▸ **What is expected**: Each entry should appear in the answer exactly as written.

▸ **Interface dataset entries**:
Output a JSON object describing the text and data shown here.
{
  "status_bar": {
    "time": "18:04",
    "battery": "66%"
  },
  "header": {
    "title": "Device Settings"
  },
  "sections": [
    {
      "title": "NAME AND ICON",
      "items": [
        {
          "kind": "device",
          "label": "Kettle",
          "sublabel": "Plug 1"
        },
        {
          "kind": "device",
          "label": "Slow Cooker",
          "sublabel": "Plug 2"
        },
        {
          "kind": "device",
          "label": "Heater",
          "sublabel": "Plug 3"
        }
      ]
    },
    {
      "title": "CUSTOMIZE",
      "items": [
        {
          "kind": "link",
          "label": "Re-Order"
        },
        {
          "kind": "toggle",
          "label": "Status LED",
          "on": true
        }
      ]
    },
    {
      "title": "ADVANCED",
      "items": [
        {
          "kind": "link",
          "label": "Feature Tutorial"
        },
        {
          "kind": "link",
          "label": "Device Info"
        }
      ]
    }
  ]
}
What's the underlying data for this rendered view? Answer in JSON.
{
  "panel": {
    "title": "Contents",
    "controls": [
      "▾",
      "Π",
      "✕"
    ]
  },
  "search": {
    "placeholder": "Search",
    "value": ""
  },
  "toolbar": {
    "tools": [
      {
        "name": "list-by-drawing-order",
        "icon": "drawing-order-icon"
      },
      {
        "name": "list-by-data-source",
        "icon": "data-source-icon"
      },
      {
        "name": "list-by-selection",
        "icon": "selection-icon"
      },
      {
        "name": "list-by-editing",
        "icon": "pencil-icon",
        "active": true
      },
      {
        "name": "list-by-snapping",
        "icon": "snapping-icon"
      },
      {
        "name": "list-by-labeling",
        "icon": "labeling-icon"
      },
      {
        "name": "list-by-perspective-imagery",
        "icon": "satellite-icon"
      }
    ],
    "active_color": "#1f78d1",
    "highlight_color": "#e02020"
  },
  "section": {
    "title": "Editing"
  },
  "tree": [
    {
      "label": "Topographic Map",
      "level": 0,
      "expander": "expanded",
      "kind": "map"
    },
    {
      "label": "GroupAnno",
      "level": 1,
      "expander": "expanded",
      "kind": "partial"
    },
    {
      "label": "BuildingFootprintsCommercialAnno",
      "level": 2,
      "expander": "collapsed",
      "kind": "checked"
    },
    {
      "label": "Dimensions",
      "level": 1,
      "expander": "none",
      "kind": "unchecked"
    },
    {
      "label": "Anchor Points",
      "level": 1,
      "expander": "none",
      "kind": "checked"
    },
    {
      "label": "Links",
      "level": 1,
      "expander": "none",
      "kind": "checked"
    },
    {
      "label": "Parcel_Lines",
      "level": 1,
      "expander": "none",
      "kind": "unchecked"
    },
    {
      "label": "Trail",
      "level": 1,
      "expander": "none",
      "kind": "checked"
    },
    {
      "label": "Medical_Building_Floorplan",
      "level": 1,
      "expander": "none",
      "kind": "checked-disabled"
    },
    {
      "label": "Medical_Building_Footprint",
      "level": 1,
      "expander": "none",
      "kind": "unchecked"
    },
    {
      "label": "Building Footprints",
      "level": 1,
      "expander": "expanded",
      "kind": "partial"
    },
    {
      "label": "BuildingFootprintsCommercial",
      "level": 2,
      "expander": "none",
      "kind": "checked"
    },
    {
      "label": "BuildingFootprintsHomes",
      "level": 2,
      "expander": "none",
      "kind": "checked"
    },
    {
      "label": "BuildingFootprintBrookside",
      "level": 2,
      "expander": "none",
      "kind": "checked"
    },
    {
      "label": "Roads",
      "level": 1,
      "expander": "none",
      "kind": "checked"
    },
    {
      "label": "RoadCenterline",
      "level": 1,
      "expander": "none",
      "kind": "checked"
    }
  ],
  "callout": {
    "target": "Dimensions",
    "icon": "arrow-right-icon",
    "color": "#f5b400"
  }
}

▸ **Result below**:
Output a JSON object describing the text and data shown here.
{
  "status_bar": {
    "time": "18:04",
    "battery": "66%"
  },
  "header": {
    "title": "Device Settings"
  },
  "sections": [
    {
      "title": "NAME AND ICON",
      "items": [
        {
          "kind": "device",
          "label": "Kettle",
          "sublabel": "Plug 1"
        },
        {
          "kind": "device",
          "label": "Slow Cooker",
          "sublabel": "Plug 2"
        },
        {
          "kind": "device",
          "label": "Heater",
          "sublabel": "Plug 3"
        }
      ]
    },
    {
      "title": "CUSTOMIZE",
      "items": [
        {
          "kind": "link",
          "label": "Re-Order"
        },
        {
          "kind": "toggle",
          "label": "Status LED",
          "on": true
        }
      ]
    },
    {
      "title": "ADVANCED",
      "items": [
        {
          "kind": "link",
          "label": "Feature Tutorial"
        },
        {
          "kind": "link",
          "label": "Device Info"
        }
      ]
    }
  ]
}
What's the underlying data for this rendered view? Answer in JSON.
{
  "panel": {
    "title": "Contents",
    "controls": [
      "▾",
      "Π",
      "✕"
    ]
  },
  "search": {
    "placeholder": "Search",
    "value": ""
  },
  "toolbar": {
    "tools": [
      {
        "name": "list-by-drawing-order",
        "icon": "drawing-order-icon"
      },
      {
        "name": "list-by-data-source",
        "icon": "data-source-icon"
      },
      {
        "name": "list-by-selection",
        "icon": "selection-icon"
      },
      {
        "name": "list-by-editing",
        "icon": "pencil-icon",
        "active": true
      },
      {
        "name": "list-by-snapping",
        "icon": "snapping-icon"
      },
      {
        "name": "list-by-labeling",
        "icon": "labeling-icon"
      },
      {
        "name": "list-by-perspective-imagery",
        "icon": "satellite-icon"
      }
    ],
    "active_color": "#1f78d1",
    "highlight_color": "#e02020"
  },
  "section": {
    "title": "Editing"
  },
  "tree": [
    {
      "label": "Topographic Map",
      "level": 0,
      "expander": "expanded",
      "kind": "map"
    },
    {
      "label": "GroupAnno",
      "level": 1,
      "expander": "expanded",
      "kind": "partial"
    },
    {
      "label": "BuildingFootprintsCommercialAnno",
      "level": 2,
      "expander": "collapsed",
      "kind": "checked"
    },
    {
      "label": "Dimensions",
      "level": 1,
      "expander": "none",
      "kind": "unchecked"
    },
    {
      "label": "Anchor Points",
      "level": 1,
      "expander": "none",
      "kind": "checked"
    },
    {
      "label": "Links",
      "level": 1,
      "expander": "none",
      "kind": "checked"
    },
    {
      "label": "Parcel_Lines",
      "level": 1,
      "expander": "none",
      "kind": "unchecked"
    },
    {
      "label": "Trail",
      "level": 1,
      "expander": "none",
      "kind": "checked"
    },
    {
      "label": "Medical_Building_Floorplan",
      "level": 1,
      "expander": "none",
      "kind": "checked-disabled"
    },
    {
      "label": "Medical_Building_Footprint",
      "level": 1,
      "expander": "none",
      "kind": "unchecked"
    },
    {
      "label": "Building Footprints",
      "level": 1,
      "expander": "expanded",
      "kind": "partial"
    },
    {
      "label": "BuildingFootprintsCommercial",
      "level": 2,
      "expander": "none",
      "kind": "checked"
    },
    {
      "label": "BuildingFootprintsHomes",
      "level": 2,
      "expander": "none",
      "kind": "checked"
    },
    {
      "label": "BuildingFootprintBrookside",
      "level": 2,
      "expander": "none",
      "kind": "checked"
    },
    {
      "label": "Roads",
      "level": 1,
      "expander": "none",
      "kind": "checked"
    },
    {
      "label": "RoadCenterline",
      "level": 1,
      "expander": "none",
      "kind": "checked"
    }
  ],
  "callout": {
    "target": "Dimensions",
    "icon": "arrow-right-icon",
    "color": "#f5b400"
  }
}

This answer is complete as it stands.